* _TASK TO COMPLETE_
What is the number of lines in the data below that contain "sender"? Answer with that number and no other words.

* _RECORD SET_
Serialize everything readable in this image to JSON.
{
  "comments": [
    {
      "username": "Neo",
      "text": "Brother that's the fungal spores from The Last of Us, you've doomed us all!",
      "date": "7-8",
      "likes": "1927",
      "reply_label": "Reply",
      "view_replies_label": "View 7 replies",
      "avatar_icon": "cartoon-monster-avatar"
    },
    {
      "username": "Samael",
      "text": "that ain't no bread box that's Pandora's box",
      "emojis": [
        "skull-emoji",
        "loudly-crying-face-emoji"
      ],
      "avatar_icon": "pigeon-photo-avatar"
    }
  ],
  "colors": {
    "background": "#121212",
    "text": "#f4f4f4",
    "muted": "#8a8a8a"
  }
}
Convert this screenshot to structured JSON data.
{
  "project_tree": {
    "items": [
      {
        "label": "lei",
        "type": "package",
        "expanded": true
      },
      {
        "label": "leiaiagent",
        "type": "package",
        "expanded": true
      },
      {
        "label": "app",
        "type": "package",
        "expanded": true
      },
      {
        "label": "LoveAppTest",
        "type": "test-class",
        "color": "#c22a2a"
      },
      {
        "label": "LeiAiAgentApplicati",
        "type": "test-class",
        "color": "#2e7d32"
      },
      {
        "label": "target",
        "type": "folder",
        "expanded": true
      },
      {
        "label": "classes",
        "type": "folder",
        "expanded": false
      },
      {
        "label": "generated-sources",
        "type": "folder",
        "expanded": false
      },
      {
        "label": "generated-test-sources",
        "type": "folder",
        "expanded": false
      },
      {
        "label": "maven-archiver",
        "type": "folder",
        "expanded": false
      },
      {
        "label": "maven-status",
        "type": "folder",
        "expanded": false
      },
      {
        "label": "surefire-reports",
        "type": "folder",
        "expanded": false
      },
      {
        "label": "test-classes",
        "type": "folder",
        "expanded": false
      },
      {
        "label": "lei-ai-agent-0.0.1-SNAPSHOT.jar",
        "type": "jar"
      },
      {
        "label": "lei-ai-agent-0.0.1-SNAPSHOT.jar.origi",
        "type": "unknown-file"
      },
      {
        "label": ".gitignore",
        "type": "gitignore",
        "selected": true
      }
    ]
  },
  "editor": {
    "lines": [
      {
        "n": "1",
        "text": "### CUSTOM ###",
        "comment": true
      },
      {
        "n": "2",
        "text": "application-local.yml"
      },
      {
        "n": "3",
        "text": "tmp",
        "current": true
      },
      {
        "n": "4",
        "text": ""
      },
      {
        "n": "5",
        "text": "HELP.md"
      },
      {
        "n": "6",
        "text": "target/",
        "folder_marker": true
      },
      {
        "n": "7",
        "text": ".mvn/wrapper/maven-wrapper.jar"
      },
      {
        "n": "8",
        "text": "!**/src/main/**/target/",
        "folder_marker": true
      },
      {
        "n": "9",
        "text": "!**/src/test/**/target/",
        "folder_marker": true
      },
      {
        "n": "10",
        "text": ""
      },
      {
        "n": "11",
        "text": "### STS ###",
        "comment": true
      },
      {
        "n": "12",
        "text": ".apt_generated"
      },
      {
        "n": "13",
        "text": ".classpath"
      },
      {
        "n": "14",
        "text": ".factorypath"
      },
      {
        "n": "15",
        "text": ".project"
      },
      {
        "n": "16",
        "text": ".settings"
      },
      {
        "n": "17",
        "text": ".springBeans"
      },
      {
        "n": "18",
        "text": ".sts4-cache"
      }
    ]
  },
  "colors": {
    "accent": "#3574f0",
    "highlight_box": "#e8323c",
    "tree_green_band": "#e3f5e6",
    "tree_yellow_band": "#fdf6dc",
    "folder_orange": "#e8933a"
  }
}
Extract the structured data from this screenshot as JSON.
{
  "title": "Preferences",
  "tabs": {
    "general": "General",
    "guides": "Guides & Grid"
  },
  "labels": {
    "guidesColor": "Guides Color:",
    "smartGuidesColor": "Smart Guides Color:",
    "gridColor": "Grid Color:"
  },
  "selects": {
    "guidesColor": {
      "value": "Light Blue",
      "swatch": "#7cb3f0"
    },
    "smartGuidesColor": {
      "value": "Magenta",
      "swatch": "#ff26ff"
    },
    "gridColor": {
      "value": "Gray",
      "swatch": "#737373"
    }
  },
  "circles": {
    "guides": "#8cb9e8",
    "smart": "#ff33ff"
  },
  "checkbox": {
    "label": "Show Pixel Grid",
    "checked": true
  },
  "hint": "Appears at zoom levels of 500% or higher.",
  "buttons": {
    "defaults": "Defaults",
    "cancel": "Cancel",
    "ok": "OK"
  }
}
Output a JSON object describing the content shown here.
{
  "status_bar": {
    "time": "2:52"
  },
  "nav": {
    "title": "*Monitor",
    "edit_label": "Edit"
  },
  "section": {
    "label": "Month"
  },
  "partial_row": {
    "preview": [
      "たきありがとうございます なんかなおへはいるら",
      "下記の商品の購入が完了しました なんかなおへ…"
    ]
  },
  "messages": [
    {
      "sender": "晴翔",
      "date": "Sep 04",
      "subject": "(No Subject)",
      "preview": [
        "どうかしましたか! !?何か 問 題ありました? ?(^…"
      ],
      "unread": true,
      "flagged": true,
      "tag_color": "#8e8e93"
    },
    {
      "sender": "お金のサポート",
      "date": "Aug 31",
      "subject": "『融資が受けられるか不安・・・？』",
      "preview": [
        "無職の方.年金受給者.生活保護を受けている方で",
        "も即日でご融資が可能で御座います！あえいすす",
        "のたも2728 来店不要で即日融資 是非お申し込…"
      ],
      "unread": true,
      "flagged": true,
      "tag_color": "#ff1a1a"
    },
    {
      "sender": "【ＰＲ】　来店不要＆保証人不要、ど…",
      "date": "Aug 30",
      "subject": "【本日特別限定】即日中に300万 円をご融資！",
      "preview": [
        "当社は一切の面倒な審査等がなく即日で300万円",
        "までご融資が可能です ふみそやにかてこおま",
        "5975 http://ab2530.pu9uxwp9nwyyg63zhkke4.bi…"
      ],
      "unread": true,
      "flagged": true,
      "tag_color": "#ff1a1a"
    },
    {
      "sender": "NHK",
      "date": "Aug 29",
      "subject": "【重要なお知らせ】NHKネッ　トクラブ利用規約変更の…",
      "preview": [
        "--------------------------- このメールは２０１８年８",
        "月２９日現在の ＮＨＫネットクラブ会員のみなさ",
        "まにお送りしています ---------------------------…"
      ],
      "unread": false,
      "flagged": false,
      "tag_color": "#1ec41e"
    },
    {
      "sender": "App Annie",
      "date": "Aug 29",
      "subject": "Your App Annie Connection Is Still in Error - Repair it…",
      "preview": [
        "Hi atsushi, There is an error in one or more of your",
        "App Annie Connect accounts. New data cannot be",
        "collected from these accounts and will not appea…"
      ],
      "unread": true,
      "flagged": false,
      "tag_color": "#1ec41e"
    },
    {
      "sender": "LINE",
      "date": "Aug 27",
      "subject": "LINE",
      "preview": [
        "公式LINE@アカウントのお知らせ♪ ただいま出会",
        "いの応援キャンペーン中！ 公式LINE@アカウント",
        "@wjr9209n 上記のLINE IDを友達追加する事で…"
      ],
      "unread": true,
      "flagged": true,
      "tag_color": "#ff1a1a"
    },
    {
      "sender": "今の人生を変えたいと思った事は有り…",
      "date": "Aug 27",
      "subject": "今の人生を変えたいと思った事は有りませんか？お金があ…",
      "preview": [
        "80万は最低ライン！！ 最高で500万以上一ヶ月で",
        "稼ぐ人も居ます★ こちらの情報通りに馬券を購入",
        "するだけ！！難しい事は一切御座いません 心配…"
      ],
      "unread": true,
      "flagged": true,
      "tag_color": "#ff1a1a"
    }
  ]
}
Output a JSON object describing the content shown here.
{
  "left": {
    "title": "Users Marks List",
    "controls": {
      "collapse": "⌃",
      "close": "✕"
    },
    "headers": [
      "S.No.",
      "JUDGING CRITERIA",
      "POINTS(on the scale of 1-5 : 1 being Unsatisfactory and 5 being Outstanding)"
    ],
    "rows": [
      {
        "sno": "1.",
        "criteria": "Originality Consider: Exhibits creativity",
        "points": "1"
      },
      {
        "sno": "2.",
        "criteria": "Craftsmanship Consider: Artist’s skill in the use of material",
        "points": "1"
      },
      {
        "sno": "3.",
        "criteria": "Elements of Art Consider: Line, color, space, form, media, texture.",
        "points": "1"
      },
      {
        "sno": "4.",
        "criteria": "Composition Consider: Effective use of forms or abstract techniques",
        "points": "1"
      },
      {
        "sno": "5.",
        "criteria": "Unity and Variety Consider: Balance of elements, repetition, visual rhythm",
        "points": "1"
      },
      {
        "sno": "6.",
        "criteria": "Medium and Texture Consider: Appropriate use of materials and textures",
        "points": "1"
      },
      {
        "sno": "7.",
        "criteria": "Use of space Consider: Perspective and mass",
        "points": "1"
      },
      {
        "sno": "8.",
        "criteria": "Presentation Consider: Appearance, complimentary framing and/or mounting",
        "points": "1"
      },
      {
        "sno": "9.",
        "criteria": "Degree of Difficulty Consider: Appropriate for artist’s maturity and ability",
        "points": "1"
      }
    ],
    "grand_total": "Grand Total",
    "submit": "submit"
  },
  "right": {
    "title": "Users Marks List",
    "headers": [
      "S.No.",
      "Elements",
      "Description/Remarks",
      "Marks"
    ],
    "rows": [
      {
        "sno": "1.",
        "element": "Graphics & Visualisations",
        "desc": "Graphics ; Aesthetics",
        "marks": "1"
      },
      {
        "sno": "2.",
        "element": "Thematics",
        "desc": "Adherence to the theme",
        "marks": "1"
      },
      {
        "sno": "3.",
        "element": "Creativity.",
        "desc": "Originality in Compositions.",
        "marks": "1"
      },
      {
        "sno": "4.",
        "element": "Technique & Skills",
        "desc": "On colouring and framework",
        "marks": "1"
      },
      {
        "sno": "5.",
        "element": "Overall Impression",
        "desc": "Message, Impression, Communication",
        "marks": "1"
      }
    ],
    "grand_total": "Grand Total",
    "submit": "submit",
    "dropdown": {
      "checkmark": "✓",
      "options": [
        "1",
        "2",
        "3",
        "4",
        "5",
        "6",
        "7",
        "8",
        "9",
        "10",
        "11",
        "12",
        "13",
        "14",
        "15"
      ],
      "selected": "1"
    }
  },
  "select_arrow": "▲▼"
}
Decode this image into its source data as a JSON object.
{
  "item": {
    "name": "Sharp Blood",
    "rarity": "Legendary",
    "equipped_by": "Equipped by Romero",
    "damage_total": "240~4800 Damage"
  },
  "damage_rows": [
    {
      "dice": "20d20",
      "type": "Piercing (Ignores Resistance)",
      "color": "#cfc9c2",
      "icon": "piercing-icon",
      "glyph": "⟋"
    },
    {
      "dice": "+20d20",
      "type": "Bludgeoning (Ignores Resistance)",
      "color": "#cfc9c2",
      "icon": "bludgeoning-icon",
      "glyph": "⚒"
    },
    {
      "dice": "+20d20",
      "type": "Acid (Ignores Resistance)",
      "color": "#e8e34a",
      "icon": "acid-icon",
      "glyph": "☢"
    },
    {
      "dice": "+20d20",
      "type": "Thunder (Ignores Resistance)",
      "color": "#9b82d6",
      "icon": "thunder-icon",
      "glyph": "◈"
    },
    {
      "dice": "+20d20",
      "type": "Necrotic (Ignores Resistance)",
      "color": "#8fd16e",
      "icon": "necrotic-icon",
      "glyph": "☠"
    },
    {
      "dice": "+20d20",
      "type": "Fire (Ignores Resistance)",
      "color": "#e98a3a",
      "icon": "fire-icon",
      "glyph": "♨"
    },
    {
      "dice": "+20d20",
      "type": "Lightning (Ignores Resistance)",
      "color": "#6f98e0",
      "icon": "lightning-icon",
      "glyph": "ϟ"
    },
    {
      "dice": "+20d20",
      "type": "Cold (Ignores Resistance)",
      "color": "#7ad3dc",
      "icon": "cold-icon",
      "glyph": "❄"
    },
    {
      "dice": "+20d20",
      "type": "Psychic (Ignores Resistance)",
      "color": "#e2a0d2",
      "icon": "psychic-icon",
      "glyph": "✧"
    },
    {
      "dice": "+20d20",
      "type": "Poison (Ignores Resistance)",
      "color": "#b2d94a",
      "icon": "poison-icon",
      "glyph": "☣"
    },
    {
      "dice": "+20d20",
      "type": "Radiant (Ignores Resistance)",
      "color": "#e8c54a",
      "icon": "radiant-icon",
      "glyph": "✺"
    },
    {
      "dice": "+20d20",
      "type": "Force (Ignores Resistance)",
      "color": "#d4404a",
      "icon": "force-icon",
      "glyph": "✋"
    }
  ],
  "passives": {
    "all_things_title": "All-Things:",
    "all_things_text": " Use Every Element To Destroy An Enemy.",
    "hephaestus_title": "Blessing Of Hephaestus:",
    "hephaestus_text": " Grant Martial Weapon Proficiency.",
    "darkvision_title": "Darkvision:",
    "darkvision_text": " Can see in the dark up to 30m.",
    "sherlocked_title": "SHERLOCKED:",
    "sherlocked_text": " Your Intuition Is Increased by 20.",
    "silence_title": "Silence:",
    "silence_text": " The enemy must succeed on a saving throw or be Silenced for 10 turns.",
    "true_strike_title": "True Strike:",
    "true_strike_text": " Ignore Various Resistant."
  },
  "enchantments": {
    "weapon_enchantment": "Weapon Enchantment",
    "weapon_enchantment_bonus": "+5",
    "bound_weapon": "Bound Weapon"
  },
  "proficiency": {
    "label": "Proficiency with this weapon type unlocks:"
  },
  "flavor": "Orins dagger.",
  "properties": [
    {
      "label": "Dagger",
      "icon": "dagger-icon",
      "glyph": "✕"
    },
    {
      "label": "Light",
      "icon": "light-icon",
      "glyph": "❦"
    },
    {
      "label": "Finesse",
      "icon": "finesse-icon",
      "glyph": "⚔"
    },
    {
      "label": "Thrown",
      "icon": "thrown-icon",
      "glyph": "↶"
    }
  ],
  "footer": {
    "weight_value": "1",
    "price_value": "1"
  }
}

* _RESULT FOR THIS EXERCISE_
7